(Stored dataset items)

————————

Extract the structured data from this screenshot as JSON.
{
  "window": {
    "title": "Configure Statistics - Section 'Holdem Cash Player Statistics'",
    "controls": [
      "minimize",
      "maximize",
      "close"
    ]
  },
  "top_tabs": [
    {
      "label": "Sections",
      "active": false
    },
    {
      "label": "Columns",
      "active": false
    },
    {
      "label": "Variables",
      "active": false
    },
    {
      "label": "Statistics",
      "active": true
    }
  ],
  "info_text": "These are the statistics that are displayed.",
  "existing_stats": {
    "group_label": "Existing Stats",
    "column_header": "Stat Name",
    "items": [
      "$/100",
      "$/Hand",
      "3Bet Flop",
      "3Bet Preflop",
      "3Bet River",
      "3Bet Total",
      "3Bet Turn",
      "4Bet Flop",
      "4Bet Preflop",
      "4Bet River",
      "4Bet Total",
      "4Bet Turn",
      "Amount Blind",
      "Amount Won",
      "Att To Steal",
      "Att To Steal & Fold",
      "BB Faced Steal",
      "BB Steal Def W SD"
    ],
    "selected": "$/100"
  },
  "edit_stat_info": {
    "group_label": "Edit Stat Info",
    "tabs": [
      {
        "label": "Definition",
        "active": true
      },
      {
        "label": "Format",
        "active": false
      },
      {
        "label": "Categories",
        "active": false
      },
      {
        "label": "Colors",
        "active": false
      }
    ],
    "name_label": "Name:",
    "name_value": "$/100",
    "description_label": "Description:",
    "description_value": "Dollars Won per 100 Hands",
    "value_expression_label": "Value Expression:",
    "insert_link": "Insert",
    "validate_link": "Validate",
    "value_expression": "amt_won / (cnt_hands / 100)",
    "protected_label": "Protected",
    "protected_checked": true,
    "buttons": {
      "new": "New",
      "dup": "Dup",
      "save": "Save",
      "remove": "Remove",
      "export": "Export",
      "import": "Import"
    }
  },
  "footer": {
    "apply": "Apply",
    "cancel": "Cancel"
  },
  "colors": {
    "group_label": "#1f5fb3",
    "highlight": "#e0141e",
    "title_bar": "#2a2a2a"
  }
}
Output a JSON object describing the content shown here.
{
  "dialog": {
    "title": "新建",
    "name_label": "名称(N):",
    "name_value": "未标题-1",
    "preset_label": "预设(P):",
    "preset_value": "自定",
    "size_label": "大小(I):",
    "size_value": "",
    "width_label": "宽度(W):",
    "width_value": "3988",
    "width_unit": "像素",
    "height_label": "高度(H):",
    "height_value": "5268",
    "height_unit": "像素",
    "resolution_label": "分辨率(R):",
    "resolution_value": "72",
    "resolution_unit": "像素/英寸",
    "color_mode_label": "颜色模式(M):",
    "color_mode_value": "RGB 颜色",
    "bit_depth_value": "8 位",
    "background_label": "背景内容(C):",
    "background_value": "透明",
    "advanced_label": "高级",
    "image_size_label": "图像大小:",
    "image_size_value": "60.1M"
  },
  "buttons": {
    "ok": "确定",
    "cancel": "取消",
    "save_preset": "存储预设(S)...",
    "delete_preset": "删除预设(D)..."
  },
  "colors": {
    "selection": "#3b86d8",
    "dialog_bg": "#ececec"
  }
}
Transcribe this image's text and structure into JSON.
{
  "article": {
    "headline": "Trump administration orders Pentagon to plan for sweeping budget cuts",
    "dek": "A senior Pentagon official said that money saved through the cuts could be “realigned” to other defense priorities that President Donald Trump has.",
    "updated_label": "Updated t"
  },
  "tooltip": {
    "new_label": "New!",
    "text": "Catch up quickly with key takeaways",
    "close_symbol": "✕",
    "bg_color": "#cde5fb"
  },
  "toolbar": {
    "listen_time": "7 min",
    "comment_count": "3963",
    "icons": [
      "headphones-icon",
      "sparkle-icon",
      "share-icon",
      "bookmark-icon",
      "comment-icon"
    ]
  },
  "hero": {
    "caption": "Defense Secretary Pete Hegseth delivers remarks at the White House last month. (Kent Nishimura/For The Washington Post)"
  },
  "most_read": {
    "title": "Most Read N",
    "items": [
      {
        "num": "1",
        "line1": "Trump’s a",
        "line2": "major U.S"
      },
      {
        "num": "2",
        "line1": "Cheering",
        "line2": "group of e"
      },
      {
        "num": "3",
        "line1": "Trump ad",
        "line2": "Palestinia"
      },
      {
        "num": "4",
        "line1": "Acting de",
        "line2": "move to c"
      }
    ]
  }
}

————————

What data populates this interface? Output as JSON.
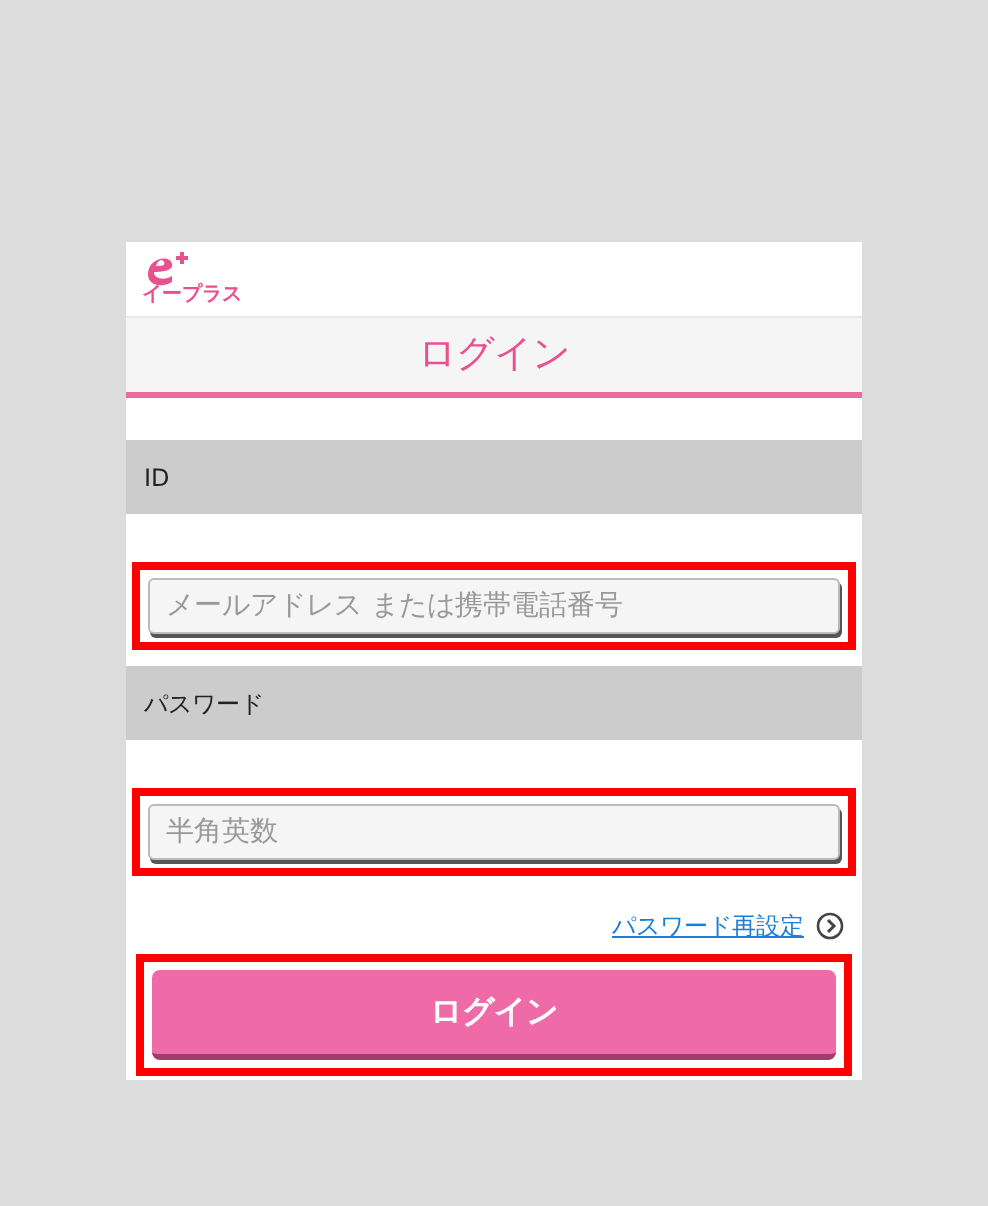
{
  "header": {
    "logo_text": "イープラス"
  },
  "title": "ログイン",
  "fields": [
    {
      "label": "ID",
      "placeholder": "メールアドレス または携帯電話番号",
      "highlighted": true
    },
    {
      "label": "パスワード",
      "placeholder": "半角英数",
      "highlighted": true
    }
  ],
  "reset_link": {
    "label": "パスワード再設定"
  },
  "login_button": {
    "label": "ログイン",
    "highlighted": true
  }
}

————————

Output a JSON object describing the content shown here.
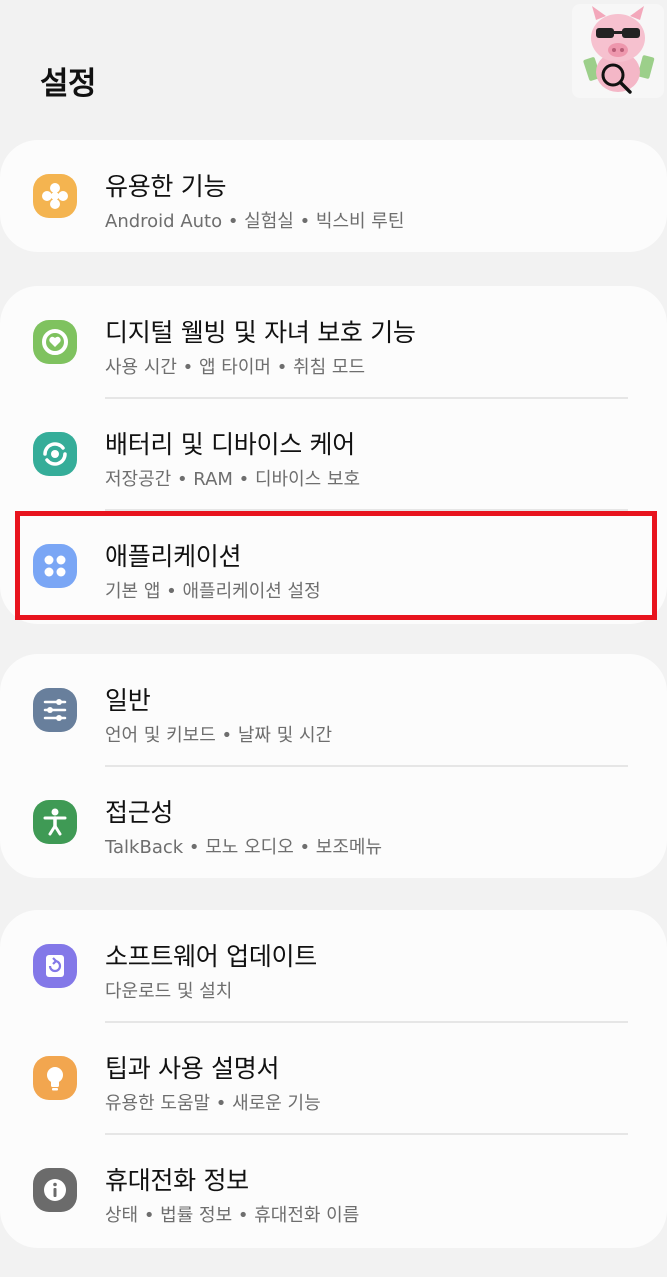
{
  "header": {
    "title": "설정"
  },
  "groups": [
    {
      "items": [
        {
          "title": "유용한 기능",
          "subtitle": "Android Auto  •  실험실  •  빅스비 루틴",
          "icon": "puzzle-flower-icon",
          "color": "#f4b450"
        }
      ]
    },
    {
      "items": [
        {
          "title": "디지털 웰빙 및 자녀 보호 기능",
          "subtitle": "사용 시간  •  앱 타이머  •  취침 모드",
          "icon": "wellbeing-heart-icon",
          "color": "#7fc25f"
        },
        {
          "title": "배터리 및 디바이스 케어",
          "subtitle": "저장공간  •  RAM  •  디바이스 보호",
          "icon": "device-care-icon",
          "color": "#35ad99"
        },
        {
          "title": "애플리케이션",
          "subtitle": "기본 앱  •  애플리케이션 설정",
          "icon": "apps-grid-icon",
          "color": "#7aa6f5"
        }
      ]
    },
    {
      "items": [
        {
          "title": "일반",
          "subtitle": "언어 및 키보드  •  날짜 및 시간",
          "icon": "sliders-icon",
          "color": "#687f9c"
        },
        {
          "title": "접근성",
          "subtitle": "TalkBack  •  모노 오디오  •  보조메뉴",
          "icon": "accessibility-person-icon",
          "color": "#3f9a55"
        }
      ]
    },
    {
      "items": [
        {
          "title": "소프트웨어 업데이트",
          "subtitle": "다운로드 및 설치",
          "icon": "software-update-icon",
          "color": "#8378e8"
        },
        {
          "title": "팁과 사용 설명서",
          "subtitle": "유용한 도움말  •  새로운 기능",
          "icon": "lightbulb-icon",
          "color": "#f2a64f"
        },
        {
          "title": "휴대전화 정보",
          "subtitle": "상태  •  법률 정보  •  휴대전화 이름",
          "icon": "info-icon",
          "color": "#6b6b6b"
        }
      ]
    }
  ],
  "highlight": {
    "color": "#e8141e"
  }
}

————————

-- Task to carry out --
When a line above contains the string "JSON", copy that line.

-- Finished task --
Extract the structured data from this screenshot as JSON.
Output a JSON object describing the content shown here.
Transcribe this image's text and structure into JSON.
What data populates this interface? Output as JSON.
Output a JSON object describing the content shown here.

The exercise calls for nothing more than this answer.